  • The city’s municipal arrangements are also inadequate. The garbage on the streets cannot be lifted because there is no effective local governance system. The city is facing water shortages in almost all areas. Drainage and water seepage have destroyed old roads. Residents cannot afford to adopt a negligent attitude towards these issues anymore. The government should take strong and effective measures to cope with the chronic issues clouded over the city.
  • Indus River water is completely polluted owing to falling/dropping of Municipal drainage, industrial chemical and hospitals’ waste, and the same is not fit for human consumption or even for consumption of other living spies.
  • Rural economy of Sukkur region predominately consists of farming, which is also a major input for trading and manufacturing activities in the region. Thus farming is an essential and integral part of economy of the Sukkur district.
  • Pollution issue is very common in the city.


Sukkur is the central city of Sindh province, It is located on the west bank of the river Indus. The city is the starting point for all the archeological sites in Sindh. There is also a very busy central Bazaar in the city which attracts people from all over the Sindh province. Sukkur is also the home for Masoom Shah Jo Munaro (Minaret of Masoom Shah) a leaning tower constructed in 18th century by historian Masoom Shah Bakhri who also ruled the city for a short period. There are some of the most respected relics of hidus in the city which include the Asthan of Kalka Devi and the Sadh Belo the asthan of Baba Bankhandi located on Sadh Belo Island in the river Indus.Sukkur is also home of the rare dolphin specie the Indus Dolphin which lives in the silty water of the Indus and found most at Sukkur.The best thing to buy is Dates which are really a good gift from here. One can also hunt for colorful handicrafts and Ajraks here.Sukkur is also the narrowest point of the lower Indus. Hence it was here English made first barrage on the Indus in 1932. (Lloyd Barrage) 7 Canals were dig to distribute water in all parts of the province which eventually made Pakistan to have the longest irrigation system of the world.

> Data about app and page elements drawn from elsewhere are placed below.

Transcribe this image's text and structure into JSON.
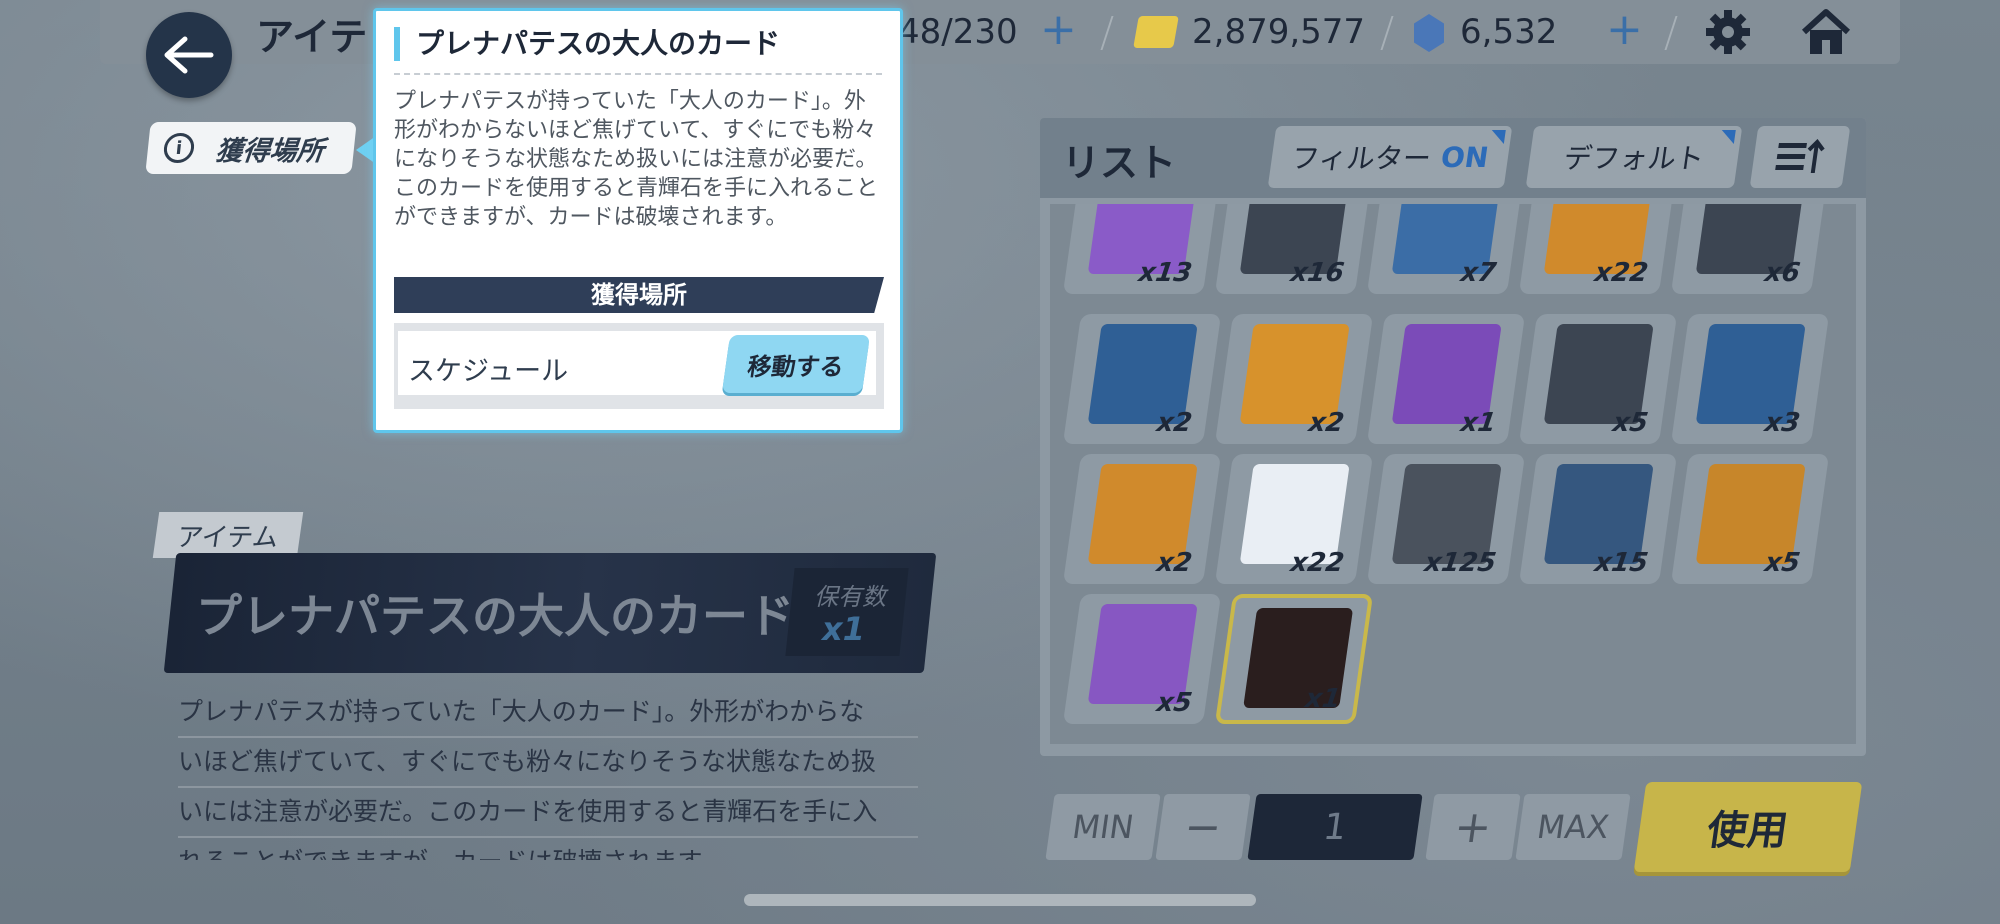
{
  "topbar": {
    "title": "アイテ",
    "ap": "48/230",
    "credits": "2,879,577",
    "gems": "6,532"
  },
  "acquisition_tag": {
    "label": "獲得場所"
  },
  "popup": {
    "title": "プレナパテスの大人のカード",
    "description": "プレナパテスが持っていた「大人のカード」。外形がわからないほど焦げていて、すぐにでも粉々になりそうな状態なため扱いには注意が必要だ。このカードを使用すると青輝石を手に入れることができますが、カードは破壊されます。",
    "section_header": "獲得場所",
    "source_label": "スケジュール",
    "move_button": "移動する"
  },
  "item": {
    "tag": "アイテム",
    "name": "プレナパテスの大人のカード",
    "owned_label": "保有数",
    "owned_count": "x1",
    "description_lines": [
      "プレナパテスが持っていた「大人のカード」。外形がわからな",
      "いほど焦げていて、すぐにでも粉々になりそうな状態なため扱",
      "いには注意が必要だ。このカードを使用すると青輝石を手に入",
      "れることができますが、カードは破壊されます。"
    ]
  },
  "list": {
    "title": "リスト",
    "filter_label": "フィルター",
    "filter_state": "ON",
    "sort_label": "デフォルト",
    "items": [
      {
        "qty": "x13",
        "color": "#8a5bc8"
      },
      {
        "qty": "x16",
        "color": "#3c4552"
      },
      {
        "qty": "x7",
        "color": "#3b6da6"
      },
      {
        "qty": "x22",
        "color": "#d08a2c"
      },
      {
        "qty": "x6",
        "color": "#3c4552"
      },
      {
        "qty": "x2",
        "color": "#2f5f95"
      },
      {
        "qty": "x2",
        "color": "#d7922c"
      },
      {
        "qty": "x1",
        "color": "#7b4bb8"
      },
      {
        "qty": "x5",
        "color": "#3c4552"
      },
      {
        "qty": "x3",
        "color": "#2f5f95"
      },
      {
        "qty": "x2",
        "color": "#d08a2c"
      },
      {
        "qty": "x22",
        "color": "#e9eef4"
      },
      {
        "qty": "x125",
        "color": "#4a525d"
      },
      {
        "qty": "x15",
        "color": "#35577f"
      },
      {
        "qty": "x5",
        "color": "#c7862a"
      },
      {
        "qty": "x5",
        "color": "#8757c2"
      },
      {
        "qty": "x1",
        "color": "#2a1e1e"
      }
    ]
  },
  "controls": {
    "min_label": "MIN",
    "minus": "−",
    "quantity": "1",
    "plus": "+",
    "max_label": "MAX",
    "use_button": "使用"
  }
}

With 38000 miles of irrigation canals known as Indus Food System.